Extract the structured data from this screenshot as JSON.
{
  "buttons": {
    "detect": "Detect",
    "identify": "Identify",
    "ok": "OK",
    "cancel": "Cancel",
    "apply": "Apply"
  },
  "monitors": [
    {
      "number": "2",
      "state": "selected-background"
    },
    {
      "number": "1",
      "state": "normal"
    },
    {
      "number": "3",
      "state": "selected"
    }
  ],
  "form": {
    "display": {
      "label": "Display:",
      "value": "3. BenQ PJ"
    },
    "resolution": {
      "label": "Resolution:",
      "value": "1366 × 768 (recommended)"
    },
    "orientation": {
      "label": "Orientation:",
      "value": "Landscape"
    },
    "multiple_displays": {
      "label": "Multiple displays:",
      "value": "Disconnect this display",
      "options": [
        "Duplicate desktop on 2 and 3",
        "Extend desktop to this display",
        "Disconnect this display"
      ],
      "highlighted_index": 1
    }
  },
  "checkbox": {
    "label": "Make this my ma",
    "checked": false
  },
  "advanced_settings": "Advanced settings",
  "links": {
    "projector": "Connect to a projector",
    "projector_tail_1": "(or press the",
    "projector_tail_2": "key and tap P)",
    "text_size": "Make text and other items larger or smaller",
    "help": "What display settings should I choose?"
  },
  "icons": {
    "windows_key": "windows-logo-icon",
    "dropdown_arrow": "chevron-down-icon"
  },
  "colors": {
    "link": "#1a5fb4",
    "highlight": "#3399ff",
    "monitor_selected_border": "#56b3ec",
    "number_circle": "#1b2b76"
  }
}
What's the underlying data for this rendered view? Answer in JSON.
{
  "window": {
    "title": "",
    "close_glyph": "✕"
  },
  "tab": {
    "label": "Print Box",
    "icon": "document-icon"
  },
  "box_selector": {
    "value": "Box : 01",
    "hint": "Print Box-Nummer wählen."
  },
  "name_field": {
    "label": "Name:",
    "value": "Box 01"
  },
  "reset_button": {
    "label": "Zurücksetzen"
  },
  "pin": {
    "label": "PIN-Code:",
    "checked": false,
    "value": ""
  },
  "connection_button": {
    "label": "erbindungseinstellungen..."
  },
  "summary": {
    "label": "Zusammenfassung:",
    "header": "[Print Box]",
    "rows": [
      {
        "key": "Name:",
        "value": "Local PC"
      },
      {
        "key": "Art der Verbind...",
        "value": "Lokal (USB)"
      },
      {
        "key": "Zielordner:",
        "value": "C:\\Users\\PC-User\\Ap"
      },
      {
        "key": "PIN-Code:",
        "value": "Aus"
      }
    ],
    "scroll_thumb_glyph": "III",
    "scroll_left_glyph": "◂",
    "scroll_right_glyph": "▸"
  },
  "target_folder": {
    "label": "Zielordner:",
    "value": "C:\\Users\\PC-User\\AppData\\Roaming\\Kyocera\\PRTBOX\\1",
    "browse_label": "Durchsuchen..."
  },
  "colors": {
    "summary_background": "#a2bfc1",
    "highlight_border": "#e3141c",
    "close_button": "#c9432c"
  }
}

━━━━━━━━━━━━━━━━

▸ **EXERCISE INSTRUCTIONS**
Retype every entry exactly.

▸ **THE COMPLETED TASK**
Extract the structured data from this screenshot as JSON.
{
  "buttons": {
    "detect": "Detect",
    "identify": "Identify",
    "ok": "OK",
    "cancel": "Cancel",
    "apply": "Apply"
  },
  "monitors": [
    {
      "number": "2",
      "state": "selected-background"
    },
    {
      "number": "1",
      "state": "normal"
    },
    {
      "number": "3",
      "state": "selected"
    }
  ],
  "form": {
    "display": {
      "label": "Display:",
      "value": "3. BenQ PJ"
    },
    "resolution": {
      "label": "Resolution:",
      "value": "1366 × 768 (recommended)"
    },
    "orientation": {
      "label": "Orientation:",
      "value": "Landscape"
    },
    "multiple_displays": {
      "label": "Multiple displays:",
      "value": "Disconnect this display",
      "options": [
        "Duplicate desktop on 2 and 3",
        "Extend desktop to this display",
        "Disconnect this display"
      ],
      "highlighted_index": 1
    }
  },
  "checkbox": {
    "label": "Make this my ma",
    "checked": false
  },
  "advanced_settings": "Advanced settings",
  "links": {
    "projector": "Connect to a projector",
    "projector_tail_1": "(or press the",
    "projector_tail_2": "key and tap P)",
    "text_size": "Make text and other items larger or smaller",
    "help": "What display settings should I choose?"
  },
  "icons": {
    "windows_key": "windows-logo-icon",
    "dropdown_arrow": "chevron-down-icon"
  },
  "colors": {
    "link": "#1a5fb4",
    "highlight": "#3399ff",
    "monitor_selected_border": "#56b3ec",
    "number_circle": "#1b2b76"
  }
}
What's the underlying data for this rendered view? Answer in JSON.
{
  "window": {
    "title": "",
    "close_glyph": "✕"
  },
  "tab": {
    "label": "Print Box",
    "icon": "document-icon"
  },
  "box_selector": {
    "value": "Box : 01",
    "hint": "Print Box-Nummer wählen."
  },
  "name_field": {
    "label": "Name:",
    "value": "Box 01"
  },
  "reset_button": {
    "label": "Zurücksetzen"
  },
  "pin": {
    "label": "PIN-Code:",
    "checked": false,
    "value": ""
  },
  "connection_button": {
    "label": "erbindungseinstellungen..."
  },
  "summary": {
    "label": "Zusammenfassung:",
    "header": "[Print Box]",
    "rows": [
      {
        "key": "Name:",
        "value": "Local PC"
      },
      {
        "key": "Art der Verbind...",
        "value": "Lokal (USB)"
      },
      {
        "key": "Zielordner:",
        "value": "C:\\Users\\PC-User\\Ap"
      },
      {
        "key": "PIN-Code:",
        "value": "Aus"
      }
    ],
    "scroll_thumb_glyph": "III",
    "scroll_left_glyph": "◂",
    "scroll_right_glyph": "▸"
  },
  "target_folder": {
    "label": "Zielordner:",
    "value": "C:\\Users\\PC-User\\AppData\\Roaming\\Kyocera\\PRTBOX\\1",
    "browse_label": "Durchsuchen..."
  },
  "colors": {
    "summary_background": "#a2bfc1",
    "highlight_border": "#e3141c",
    "close_button": "#c9432c"
  }
}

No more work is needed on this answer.